Ever since the national real estate market started to tank, we've been watching Manhattan. That's partly because we used to live there, partly because we have good friends and family there and partly because New York housing—the high end at least—seemed impervious to the meltdown. That last point would appear to make Manhattan a bellwether of sorts for Marin.
A Bloomberg story today suggests though that even Manhattan is beginning to feel the real-estate crash. Apartment sales are falling, inventory is climbing quickly, and agents are starting to manage the expectations of their clients—especially in the "middle-luxury" category for $3 million to $7 million apartments:
``In 2006 and 2007, they looked at the last 12 months' worth of sales and priced their apartments at 10 percent more,'' [Brown Harris Stevens broker John] Burger said. ``Today they are sitting down with the soon-to-be listing broker and saying `Do you think we can get what they got in '06?'''
[Miller Samuel President Jonathan Miller] estimates the number of deals closed in Manhattan has fallen 6.4 percent and [Gregory J. Heym, chief economist for Terra Holdings LLC] says they have dropped about 4 percent. Neil Binder, co-founder of the Bellmarc Cos., said contracts signed at his firm in January and February were down 20 percent.
Manhattan real estate at the high end, like Marin's, has tripled in value during the past decade.
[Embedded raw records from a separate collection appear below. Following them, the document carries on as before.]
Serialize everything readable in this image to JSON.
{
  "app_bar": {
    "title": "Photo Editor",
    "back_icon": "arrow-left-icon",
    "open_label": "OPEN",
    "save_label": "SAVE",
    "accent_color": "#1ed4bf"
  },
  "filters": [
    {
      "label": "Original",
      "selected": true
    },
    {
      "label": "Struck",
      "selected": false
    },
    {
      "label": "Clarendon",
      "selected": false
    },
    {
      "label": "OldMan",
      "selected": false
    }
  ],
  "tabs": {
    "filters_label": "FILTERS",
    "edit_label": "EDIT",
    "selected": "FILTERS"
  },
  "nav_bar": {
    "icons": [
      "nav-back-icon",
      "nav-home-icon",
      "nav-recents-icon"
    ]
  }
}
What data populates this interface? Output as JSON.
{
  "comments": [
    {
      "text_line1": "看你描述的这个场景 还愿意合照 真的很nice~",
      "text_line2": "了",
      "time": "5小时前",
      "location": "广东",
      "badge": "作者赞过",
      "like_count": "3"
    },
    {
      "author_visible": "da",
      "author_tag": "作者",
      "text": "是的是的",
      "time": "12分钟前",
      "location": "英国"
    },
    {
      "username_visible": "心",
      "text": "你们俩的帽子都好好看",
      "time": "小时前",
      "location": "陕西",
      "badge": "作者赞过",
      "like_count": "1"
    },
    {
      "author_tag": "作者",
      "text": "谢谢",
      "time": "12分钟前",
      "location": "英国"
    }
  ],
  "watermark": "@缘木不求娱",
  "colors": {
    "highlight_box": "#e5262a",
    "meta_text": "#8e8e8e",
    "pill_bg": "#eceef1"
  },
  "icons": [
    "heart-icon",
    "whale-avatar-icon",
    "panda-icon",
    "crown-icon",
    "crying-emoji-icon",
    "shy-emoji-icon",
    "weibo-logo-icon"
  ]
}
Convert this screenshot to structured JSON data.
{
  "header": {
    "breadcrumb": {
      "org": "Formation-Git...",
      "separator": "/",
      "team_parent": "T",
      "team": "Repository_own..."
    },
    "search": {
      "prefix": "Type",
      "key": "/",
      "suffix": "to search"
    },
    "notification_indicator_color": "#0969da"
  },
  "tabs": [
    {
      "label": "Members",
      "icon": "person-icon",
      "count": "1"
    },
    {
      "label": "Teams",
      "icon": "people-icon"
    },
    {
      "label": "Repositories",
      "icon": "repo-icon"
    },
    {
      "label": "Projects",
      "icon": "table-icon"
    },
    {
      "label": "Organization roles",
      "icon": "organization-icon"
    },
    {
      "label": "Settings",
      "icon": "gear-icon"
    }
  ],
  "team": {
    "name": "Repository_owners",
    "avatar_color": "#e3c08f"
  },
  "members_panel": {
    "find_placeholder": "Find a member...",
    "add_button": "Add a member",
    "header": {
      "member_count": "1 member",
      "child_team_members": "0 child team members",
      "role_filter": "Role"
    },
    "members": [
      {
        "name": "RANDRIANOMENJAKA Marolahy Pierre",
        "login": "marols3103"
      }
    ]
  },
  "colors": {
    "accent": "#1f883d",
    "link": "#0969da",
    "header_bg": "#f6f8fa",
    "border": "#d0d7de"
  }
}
However, New York's market may well be responding to trouble on Wall Street, with the most financial sector jobs being lost in seven years, Bloomberg reports. By contrast, employment in the Bay Area is brisk, and has yet to flag—especially in Techland. Indeed, our friends at tech companies complain that it's nearly impossible to find talent these days, with the job scene looking a lot like it did back during the late 1990s.
While that didn't end well, we continue to believe that history won't repeat itself in Techland.
Monday, March 31, 2008
Posted by roofie at 1:51 PM